Loch Ness + Cape Fear + Hulk = Loch Fear (and goofiness)
Several months ago we looked at an Incredible Hulk comic in which the titular big guy, in what surely set a new land speed record for comic book pathos, was betrayed by his own shadow. Granted, it was his shadow possessed by an evil alien from a long-forgotten Marvel mag, but still — it was an indicator of just how miserable the life of a Green Goliath can be. Today’s comic, roughly contemporaneous, sets no marks in this field, nor does it try to. Instead it vaults our child-like hero across the Atlantic Ocean and deposits him amongst the Scottish moors, where he encounters an ersatz Loch Ness Monster, lairds and beans. Lots and lots of beans.
Though there’s never a Fay Wray damsel in distress as billed by the cover, you can’t accuse this comic of disappointing. Why? Because it’s chock full of the goofiness that made one-off comics of this era such a pleasure to peruse. And since Hulk is in Scotland, we’re given a metric ton of ochs, hoot mons and such — which can be neat when not bewildering an American like me, separated by a common language. This is a fun read, another Len Wein/Herb Trimpe/Joe Staton oddball triumph.
Our story opens on the waters of Loch Fear, with the Hulk being snared in, of all things, a fishing net:
Two things. One, I’m reminded of Quint’s line in Jaws: Back home we got a taxidermy man! He gonna have a heart attack when he see what I brung him! Two, should the Hulk really ever find himself trapped in a fishing net? It makes his “HULK WILL SMASH!” threats sound more than a tad empty, no?
Well, he tears his way out of it, but only after the fisherman, Angus MacTavish, hauls him onboard. Angus tries to soothe the savage beast with some fish, but Hulk will have none of it. Apparently on some vegan kick, Hulk wants beans. Beans, dammit!:
One can only imagine the gastrointestinal pyrotechnics that a Hulk-sized serving of beans could set off. Don’t light a match!
So big-hearted Angus brings the giant green monster he dragged out of Loch Fear home with him, without batting an eye, without thinking twice. And this is obviously a big shock for Mrs. Angus MacTavish:
Like any good woman, she resolves to defend hearth and home with a frying pan, only to be mollified by promises of Hulk taking care of the Loch Fear Monster:
Hulk gets his meal, and somehow the MacTavishes find in their ramshackle cottage a chair sturdy enough to support his weight. (Maybe they simply had him sit on the floor.) Just look how happy he is:
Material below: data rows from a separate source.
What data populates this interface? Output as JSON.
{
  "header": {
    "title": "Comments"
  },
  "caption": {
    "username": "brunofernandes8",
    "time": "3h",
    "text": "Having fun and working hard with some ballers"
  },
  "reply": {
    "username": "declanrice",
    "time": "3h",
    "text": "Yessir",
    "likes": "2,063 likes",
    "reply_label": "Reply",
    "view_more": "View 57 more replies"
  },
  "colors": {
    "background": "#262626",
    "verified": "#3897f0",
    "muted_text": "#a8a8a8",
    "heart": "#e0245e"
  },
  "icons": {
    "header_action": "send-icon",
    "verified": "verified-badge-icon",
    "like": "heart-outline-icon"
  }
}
The action kicks off after Hulk beds down, turns back into Banner (does Hulk digest real fast, or does Bruce wake up with fifty pounds of beans in his gut?), and armed thugs break in and abduct Angus and the guy in torn purple pants who’s suddenly in his living room. They’re dragged to the castle of the local laird, Black Jaime Macawber:
I realize Macawber’s right hand is extended forward, which means that it’s supposed to be drawn larger under the rules of perspective, but it looks like a giant Mickey Mouse mitt. Also, he’s essentially Sean Connery if Connery kept his Zardoz hair, ditched that movie’s red diaper thing, and went back to his native garb. Though the native garb in this case seems to be to authentic Scottish attire what Lloyd Christmas’s Aspen duds in Dumb and Dumber were to regular ski clothes.
Macawber knows of MacTavish’s hatred of the monster that threatens his life and his trade, and has gotten wind of his desire to do something about it. It turns out that Black Jaime doesn’t want the monster killed for one big reason: tourism. Yes, the monster brings in big tourist bucks, and certainly more than anything brought in by fishing. Which means our villain is just a good capitalist at heart, and wants nothing more than to cater to overfed foreigners toting cameras and maps. So he locks up Angus and the half-naked guy, and, long story short, we eventually get to the Hulk shooting out of the water like a dolphin and pounding the monster in the face:
Read the comic to discover its senses-shattering conclusion, which somehow manages to both dispose of the monster yet retain it as a tourist destination — everyone wins (kind of). And along the way revel in the Incredible Hulk making a heavily accented Scottish friend, enjoying the hell out of a huge plate of beans, and cracking the Loch Fear Monster in the mush. If this doesn’t satisfy a comic book reader, then it’s doubtful anything will. Excelsior!